▶ **PROBLEM STATEMENT**
Where a line in the entries below contains the word "exiting", count it. Return the total alone.

Element data from apps and pages

>>

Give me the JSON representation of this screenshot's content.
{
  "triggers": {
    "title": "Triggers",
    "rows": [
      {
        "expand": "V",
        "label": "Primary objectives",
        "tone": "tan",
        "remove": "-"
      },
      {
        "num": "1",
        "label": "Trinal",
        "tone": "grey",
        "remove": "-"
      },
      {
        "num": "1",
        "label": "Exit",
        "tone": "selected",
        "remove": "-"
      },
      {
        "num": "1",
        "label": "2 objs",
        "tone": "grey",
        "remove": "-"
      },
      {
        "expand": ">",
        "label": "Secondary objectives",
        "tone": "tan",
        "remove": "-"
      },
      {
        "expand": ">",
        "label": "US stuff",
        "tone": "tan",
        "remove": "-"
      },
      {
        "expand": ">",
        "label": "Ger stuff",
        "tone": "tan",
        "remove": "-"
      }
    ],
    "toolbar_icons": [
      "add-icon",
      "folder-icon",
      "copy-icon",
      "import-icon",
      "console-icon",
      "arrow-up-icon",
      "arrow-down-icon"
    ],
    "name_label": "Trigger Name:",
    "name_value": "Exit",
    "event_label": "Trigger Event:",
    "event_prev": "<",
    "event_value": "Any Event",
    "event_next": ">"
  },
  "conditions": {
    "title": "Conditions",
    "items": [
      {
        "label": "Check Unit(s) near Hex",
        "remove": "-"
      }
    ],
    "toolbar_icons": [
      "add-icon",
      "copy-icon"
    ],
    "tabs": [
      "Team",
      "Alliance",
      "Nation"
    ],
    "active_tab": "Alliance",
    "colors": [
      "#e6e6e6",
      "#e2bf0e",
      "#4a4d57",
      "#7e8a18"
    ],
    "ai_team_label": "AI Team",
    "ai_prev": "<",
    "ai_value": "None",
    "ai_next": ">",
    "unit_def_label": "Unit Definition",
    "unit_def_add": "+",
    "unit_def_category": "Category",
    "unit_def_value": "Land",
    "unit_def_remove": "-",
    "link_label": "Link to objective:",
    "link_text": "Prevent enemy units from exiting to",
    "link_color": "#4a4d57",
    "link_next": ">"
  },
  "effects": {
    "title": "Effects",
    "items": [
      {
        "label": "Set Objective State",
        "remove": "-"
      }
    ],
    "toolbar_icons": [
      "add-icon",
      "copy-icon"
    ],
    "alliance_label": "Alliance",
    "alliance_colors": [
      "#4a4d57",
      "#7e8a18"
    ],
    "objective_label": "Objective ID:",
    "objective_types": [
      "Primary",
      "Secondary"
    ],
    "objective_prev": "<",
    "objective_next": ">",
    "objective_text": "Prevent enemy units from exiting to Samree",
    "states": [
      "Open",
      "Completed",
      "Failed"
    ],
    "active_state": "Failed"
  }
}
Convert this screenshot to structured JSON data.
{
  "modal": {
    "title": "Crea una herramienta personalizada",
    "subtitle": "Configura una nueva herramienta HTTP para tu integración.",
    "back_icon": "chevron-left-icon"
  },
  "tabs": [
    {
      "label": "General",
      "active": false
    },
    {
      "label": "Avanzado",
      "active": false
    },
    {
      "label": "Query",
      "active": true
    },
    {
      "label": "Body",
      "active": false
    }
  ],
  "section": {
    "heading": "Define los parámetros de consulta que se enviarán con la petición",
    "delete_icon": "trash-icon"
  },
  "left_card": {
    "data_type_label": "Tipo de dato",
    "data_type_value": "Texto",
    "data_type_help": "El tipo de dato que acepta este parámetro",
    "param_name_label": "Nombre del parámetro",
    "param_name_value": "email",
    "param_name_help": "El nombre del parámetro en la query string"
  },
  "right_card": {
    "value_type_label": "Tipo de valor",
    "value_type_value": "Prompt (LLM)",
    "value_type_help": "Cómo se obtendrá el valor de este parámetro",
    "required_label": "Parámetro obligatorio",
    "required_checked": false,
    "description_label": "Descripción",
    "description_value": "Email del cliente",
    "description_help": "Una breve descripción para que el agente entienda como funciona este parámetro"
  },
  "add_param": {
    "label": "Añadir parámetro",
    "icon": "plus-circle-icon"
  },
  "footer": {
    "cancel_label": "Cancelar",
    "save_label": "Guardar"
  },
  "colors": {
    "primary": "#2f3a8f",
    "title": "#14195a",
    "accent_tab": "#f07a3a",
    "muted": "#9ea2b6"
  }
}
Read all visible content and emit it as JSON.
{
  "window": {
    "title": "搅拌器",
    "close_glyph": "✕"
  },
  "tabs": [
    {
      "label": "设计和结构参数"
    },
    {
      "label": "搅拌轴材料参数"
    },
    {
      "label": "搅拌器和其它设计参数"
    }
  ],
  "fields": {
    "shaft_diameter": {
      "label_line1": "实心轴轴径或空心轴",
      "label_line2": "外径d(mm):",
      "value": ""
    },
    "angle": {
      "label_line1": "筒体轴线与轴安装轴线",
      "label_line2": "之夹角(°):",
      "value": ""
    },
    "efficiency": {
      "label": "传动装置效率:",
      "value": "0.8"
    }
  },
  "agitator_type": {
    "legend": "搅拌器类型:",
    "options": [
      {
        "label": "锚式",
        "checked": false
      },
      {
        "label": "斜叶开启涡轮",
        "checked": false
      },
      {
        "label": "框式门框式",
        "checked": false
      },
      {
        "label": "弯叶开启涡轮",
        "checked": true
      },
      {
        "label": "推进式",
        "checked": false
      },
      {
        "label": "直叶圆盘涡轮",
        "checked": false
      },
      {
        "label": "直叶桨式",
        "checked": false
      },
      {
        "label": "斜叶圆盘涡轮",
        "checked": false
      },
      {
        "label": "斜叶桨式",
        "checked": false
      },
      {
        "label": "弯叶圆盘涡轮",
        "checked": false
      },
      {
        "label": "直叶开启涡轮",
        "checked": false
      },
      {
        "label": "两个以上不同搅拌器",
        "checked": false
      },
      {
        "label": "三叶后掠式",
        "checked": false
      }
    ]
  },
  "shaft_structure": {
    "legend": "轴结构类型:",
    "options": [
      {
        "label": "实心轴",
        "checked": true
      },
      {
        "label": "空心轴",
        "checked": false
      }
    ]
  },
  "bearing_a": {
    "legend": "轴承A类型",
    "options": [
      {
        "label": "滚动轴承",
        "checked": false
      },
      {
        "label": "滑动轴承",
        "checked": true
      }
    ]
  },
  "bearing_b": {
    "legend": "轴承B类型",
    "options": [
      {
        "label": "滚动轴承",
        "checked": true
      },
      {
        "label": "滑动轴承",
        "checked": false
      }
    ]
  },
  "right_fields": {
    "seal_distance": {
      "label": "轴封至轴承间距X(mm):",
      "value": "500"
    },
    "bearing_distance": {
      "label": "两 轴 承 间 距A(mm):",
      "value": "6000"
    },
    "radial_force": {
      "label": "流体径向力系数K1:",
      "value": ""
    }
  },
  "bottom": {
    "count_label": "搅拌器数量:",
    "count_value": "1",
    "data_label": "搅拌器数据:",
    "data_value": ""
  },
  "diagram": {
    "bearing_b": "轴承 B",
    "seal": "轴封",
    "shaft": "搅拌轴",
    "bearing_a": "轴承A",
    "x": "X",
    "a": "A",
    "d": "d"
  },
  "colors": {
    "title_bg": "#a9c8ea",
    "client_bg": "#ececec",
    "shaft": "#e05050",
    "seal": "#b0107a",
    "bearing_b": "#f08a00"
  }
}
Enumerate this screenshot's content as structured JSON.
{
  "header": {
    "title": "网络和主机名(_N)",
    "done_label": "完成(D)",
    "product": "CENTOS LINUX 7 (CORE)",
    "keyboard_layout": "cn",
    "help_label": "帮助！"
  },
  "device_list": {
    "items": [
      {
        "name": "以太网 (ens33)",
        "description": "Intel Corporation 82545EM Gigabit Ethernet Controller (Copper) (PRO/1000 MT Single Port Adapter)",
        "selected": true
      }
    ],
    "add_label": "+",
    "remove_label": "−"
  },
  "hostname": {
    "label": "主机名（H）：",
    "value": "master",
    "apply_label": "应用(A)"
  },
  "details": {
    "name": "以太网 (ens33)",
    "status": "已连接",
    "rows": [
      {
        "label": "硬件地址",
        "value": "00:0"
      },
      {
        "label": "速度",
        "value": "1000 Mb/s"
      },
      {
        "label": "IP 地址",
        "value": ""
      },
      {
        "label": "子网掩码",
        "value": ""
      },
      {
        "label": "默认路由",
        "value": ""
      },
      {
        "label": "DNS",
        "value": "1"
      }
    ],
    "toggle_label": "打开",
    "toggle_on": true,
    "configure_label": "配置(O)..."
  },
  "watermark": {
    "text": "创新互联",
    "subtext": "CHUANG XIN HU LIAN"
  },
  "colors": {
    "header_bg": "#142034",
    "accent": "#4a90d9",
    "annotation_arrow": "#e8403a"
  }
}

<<

▶ **RESPONSE BOX**
2